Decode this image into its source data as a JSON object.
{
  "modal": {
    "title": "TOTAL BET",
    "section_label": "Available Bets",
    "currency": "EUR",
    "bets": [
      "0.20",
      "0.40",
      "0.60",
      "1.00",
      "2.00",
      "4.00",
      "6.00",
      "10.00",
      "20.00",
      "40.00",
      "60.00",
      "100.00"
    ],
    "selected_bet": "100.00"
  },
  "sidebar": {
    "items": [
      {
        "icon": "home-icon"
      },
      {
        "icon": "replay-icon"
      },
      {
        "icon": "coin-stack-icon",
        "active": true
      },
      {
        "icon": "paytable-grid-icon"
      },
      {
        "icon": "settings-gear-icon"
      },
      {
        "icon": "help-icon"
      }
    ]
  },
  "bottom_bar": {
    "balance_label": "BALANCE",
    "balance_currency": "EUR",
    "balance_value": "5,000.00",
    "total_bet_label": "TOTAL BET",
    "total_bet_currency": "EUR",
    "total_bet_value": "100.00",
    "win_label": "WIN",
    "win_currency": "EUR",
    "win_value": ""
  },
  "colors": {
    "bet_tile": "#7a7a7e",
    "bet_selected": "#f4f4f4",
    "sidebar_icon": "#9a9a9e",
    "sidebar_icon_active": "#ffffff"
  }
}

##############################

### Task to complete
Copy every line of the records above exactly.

### Result
Decode this image into its source data as a JSON object.
{
  "modal": {
    "title": "TOTAL BET",
    "section_label": "Available Bets",
    "currency": "EUR",
    "bets": [
      "0.20",
      "0.40",
      "0.60",
      "1.00",
      "2.00",
      "4.00",
      "6.00",
      "10.00",
      "20.00",
      "40.00",
      "60.00",
      "100.00"
    ],
    "selected_bet": "100.00"
  },
  "sidebar": {
    "items": [
      {
        "icon": "home-icon"
      },
      {
        "icon": "replay-icon"
      },
      {
        "icon": "coin-stack-icon",
        "active": true
      },
      {
        "icon": "paytable-grid-icon"
      },
      {
        "icon": "settings-gear-icon"
      },
      {
        "icon": "help-icon"
      }
    ]
  },
  "bottom_bar": {
    "balance_label": "BALANCE",
    "balance_currency": "EUR",
    "balance_value": "5,000.00",
    "total_bet_label": "TOTAL BET",
    "total_bet_currency": "EUR",
    "total_bet_value": "100.00",
    "win_label": "WIN",
    "win_currency": "EUR",
    "win_value": ""
  },
  "colors": {
    "bet_tile": "#7a7a7e",
    "bet_selected": "#f4f4f4",
    "sidebar_icon": "#9a9a9e",
    "sidebar_icon_active": "#ffffff"
  }
}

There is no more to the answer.